» **EXERCISE INSTRUCTIONS**: Could you please return each line of the data that has the word "title"?

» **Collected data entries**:
####################
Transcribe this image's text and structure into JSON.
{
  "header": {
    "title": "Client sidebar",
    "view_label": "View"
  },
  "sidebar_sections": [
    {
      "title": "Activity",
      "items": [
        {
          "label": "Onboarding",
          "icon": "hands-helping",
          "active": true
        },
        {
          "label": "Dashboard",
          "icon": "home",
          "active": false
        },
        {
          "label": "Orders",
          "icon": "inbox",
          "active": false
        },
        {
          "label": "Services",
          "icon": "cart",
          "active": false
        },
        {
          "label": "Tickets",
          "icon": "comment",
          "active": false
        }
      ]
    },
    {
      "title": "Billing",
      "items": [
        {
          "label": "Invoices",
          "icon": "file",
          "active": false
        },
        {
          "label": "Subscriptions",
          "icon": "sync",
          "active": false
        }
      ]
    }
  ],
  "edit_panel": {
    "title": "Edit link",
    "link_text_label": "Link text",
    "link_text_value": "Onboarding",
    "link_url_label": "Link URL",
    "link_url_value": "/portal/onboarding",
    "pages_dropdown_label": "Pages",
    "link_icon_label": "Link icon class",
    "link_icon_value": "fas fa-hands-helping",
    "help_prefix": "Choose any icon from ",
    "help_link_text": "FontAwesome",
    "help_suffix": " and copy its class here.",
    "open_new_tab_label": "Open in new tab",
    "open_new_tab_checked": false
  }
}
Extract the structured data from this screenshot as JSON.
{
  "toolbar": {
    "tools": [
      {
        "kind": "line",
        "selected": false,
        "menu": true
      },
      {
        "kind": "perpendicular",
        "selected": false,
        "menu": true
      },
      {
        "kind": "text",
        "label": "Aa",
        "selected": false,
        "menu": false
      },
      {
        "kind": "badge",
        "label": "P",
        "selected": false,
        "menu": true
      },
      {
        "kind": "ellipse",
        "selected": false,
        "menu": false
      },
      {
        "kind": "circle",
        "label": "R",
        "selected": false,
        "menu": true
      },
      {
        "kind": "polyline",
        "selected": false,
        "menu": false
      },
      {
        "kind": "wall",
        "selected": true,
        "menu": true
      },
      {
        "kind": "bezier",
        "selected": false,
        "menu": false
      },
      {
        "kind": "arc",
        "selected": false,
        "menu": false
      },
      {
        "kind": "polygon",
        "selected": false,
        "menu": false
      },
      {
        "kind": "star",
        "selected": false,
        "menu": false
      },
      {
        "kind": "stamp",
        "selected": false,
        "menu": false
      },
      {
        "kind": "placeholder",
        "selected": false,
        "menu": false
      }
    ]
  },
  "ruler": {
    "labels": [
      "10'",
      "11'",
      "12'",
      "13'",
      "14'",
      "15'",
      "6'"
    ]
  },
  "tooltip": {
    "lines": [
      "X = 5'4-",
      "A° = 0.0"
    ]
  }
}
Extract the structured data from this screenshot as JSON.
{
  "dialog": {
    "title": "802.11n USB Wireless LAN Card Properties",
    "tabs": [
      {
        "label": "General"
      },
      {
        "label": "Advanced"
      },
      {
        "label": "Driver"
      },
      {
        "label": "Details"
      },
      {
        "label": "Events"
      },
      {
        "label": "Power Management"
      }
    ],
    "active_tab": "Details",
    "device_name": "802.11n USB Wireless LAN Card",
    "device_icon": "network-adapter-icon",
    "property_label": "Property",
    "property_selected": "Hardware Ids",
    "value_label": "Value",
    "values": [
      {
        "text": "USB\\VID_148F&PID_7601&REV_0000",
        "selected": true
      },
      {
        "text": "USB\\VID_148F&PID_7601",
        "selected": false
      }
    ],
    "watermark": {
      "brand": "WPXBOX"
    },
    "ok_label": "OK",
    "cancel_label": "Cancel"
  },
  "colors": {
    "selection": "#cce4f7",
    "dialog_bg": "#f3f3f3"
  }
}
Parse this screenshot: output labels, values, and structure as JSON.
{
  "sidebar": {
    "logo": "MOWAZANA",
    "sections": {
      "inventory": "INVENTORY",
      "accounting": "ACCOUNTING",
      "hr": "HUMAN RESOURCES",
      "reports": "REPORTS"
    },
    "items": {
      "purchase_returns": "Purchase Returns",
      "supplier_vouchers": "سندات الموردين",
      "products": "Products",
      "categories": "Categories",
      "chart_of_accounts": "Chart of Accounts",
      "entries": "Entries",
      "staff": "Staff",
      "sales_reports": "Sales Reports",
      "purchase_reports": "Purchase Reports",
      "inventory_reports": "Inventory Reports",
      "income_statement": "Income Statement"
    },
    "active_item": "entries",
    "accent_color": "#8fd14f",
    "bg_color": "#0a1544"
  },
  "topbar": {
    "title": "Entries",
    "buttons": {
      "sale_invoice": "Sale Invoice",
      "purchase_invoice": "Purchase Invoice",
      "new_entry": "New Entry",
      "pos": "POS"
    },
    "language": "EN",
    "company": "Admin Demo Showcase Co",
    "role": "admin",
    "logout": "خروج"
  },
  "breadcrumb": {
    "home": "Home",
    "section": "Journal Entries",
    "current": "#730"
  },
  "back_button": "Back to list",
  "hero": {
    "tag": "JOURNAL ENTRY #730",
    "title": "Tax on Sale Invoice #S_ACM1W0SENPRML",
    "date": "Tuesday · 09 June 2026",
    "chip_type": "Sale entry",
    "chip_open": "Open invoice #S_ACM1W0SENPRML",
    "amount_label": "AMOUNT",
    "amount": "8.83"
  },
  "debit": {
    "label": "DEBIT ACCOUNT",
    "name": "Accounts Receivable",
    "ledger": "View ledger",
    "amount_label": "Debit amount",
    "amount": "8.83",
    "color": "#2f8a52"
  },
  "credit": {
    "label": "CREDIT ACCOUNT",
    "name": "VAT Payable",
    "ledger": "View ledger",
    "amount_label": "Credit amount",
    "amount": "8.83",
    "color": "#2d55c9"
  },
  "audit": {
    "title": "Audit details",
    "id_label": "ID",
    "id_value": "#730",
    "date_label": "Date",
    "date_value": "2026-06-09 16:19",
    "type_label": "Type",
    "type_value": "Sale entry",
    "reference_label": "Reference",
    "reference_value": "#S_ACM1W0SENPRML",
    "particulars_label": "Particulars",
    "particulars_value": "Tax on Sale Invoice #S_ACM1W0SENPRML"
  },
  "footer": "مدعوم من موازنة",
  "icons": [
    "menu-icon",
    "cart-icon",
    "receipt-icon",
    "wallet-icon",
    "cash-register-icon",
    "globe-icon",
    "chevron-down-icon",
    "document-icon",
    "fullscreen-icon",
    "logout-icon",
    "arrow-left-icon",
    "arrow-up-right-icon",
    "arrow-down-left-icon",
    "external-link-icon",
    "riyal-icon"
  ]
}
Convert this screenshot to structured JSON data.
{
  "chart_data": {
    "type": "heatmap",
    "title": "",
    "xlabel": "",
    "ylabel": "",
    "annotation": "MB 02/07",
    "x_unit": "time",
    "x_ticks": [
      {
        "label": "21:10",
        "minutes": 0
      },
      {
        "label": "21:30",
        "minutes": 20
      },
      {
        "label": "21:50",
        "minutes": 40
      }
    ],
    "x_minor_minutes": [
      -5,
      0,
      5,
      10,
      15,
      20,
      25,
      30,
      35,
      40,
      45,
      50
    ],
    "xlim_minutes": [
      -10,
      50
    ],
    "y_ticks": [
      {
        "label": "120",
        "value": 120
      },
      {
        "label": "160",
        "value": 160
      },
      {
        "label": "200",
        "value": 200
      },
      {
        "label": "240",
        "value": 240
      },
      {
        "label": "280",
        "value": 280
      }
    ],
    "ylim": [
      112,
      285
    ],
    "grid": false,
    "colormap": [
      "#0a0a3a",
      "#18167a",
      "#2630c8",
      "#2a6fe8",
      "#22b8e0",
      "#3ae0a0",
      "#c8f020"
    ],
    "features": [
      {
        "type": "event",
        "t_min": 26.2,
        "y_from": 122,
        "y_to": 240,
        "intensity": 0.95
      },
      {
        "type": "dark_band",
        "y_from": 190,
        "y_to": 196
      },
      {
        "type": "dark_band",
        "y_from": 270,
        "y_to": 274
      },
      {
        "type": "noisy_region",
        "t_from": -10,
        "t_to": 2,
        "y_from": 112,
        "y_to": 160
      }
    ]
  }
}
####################
» **RESPONSE AREA**:
    "title": "Client sidebar",
      "title": "Activity",
      "title": "Billing",
    "title": "Edit link",
    "title": "802.11n USB Wireless LAN Card Properties",
    "title": "Entries",
    "title": "Tax on Sale Invoice #S_ACM1W0SENPRML",
    "title": "Audit details",
    "title": "",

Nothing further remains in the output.